What this task involves
Pictures aside, return every line below exactly as written.

Interface dataset entries
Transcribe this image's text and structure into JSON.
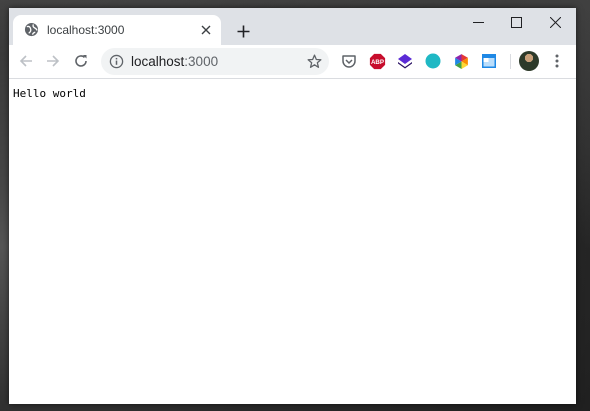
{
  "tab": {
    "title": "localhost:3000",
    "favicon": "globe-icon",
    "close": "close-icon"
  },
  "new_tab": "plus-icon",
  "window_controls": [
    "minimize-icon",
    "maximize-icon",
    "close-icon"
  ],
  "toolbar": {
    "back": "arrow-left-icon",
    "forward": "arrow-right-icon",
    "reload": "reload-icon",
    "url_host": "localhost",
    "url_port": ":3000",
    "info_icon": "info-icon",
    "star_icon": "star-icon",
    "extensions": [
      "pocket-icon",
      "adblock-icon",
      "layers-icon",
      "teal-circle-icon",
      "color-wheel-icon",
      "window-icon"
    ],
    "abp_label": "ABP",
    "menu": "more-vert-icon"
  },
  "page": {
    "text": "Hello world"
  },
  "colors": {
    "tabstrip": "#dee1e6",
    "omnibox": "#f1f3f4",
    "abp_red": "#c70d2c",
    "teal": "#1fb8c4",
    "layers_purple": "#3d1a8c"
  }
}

Solution to the problem
Transcribe this image's text and structure into JSON.
{
  "tab": {
    "title": "localhost:3000",
    "favicon": "globe-icon",
    "close": "close-icon"
  },
  "new_tab": "plus-icon",
  "window_controls": [
    "minimize-icon",
    "maximize-icon",
    "close-icon"
  ],
  "toolbar": {
    "back": "arrow-left-icon",
    "forward": "arrow-right-icon",
    "reload": "reload-icon",
    "url_host": "localhost",
    "url_port": ":3000",
    "info_icon": "info-icon",
    "star_icon": "star-icon",
    "extensions": [
      "pocket-icon",
      "adblock-icon",
      "layers-icon",
      "teal-circle-icon",
      "color-wheel-icon",
      "window-icon"
    ],
    "abp_label": "ABP",
    "menu": "more-vert-icon"
  },
  "page": {
    "text": "Hello world"
  },
  "colors": {
    "tabstrip": "#dee1e6",
    "omnibox": "#f1f3f4",
    "abp_red": "#c70d2c",
    "teal": "#1fb8c4",
    "layers_purple": "#3d1a8c"
  }
}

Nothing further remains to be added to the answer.